“There are still parts of the picture we have not been able to piece together,” he added. “We remain as determined as ever to bring those responsible for Dawn’s murder and Charlie’s poisoning to justice.”

The Russian government has denied any involvement in the 2018 attack. At a press conference on Tuesday, a spokesperson for the country’s ministry of foreign affairs, Maria Zakharova, accused the UK of “deliberately worsening relations” and of using the poisoning “to increase anti-Russian feeling in British society”.

“We condemn attempts to blame Russia,” she added. “We are trying to ascertain the truth and want exhaustive information from the UK, and [the UK] to fulfil obligations to give us consulate access to our citizens [Sergei and Yulia Skripal]”.

The CPS is not applying to Russia for an extradition warrant because the country’s constitution does not permit the extradition of its own nationals.

Instead, Interpol red notices have been issued, meaning the suspects can be arrested if they leave Russia – where all three men are believed to remain.

Mr Haydon said British authorities had seen “very little cooperation from Russia” since 2018, or in previous cases such as that of the murder of Alexander Litvinenko.

The European Court of Human Rights ruled on Tuesday that Russia was responsible for the 2006 killing of Mr Litvinenko, the ex-KGB officer who died an agonising death after he was poisoned in London with Polonium 210.

Mr Haydon added: “The Foreign Office will be talking on diplomatic channels to Russia, but from the police investigation side, our due process is to seek arrest warrants and circulate those through Interpol.

“If there is an opportunity to arrest those individuals and put them in front of a UK court to seek justice for those individuals mentioned or the people of Salisbury, we will do that.”

Mr Sergeev’s identity and other details of the attack were previously revealed by the investigative website Bellingcat, but Mr Haydon said it had taken time to gather evidence that reached the threshold for a criminal charge.

The investigation is still live, and police are investigating other suspects who may have been part of the poisoning operation targeting Mr Skripal, a former double agent who gave information to MI6.

“We have to follow due process and follow the evidence,” Mr Haydon added. “We are investigating a number of people. We can only evidentially prove [involvement by] the three we have announced, but we continue to investigate others as well, and if we reach the evidential standard to charge them we will.”

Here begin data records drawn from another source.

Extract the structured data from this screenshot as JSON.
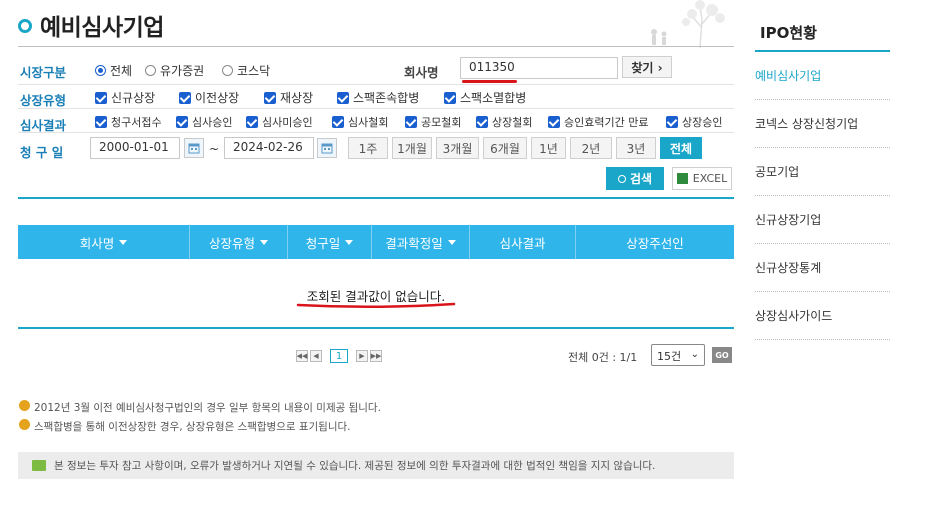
{
  "page_title": "예비심사기업",
  "filters": {
    "market_label": "시장구분",
    "market_options": [
      "전체",
      "유가증권",
      "코스닥"
    ],
    "company_label": "회사명",
    "company_value": "011350",
    "find_button": "찾기 ›",
    "listing_type_label": "상장유형",
    "listing_types": [
      "신규상장",
      "이전상장",
      "재상장",
      "스팩존속합병",
      "스팩소멸합병"
    ],
    "result_label": "심사결과",
    "results": [
      "청구서접수",
      "심사승인",
      "심사미승인",
      "심사철회",
      "공모철회",
      "상장철회",
      "승인효력기간 만료",
      "상장승인"
    ],
    "request_date_label": "청 구 일",
    "date_from": "2000-01-01",
    "date_sep": "~",
    "date_to": "2024-02-26",
    "period_buttons": [
      "1주",
      "1개월",
      "3개월",
      "6개월",
      "1년",
      "2년",
      "3년",
      "전체"
    ],
    "search_button": "검색",
    "excel_button": "EXCEL"
  },
  "table": {
    "columns": [
      "회사명",
      "상장유형",
      "청구일",
      "결과확정일",
      "심사결과",
      "상장주선인"
    ],
    "empty_message": "조회된 결과값이 없습니다."
  },
  "pagination": {
    "current_page": "1",
    "summary": "전체 0건 : 1/1",
    "page_size": "15건",
    "go_button": "GO"
  },
  "notes": [
    "2012년 3월 이전 예비심사청구법인의 경우 일부 항목의 내용이 미제공 됩니다.",
    "스팩합병을 통해 이전상장한 경우, 상장유형은 스팩합병으로 표기됩니다."
  ],
  "disclaimer": "본 정보는 투자 참고 사항이며, 오류가 발생하거나 지연될 수 있습니다. 제공된 정보에 의한 투자결과에 대한 법적인 책임을 지지 않습니다.",
  "sidebar": {
    "title": "IPO현황",
    "items": [
      "예비심사기업",
      "코넥스 상장신청기업",
      "공모기업",
      "신규상장기업",
      "신규상장통계",
      "상장심사가이드"
    ]
  },
  "colors": {
    "accent": "#1aa6c9",
    "header": "#2fb5ea",
    "label": "#1a7fb6",
    "underline": "#d9141b"
  }
}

Police are appealing for anyone who saw Mr Sergeev in the UK, or may have information on the whereabouts of the counterfeit Nina Ricci perfume bottle between March and June 2018, to call the anti-terrorist hotline on 0800 789 321 or email salisbury2018@met.police.uk.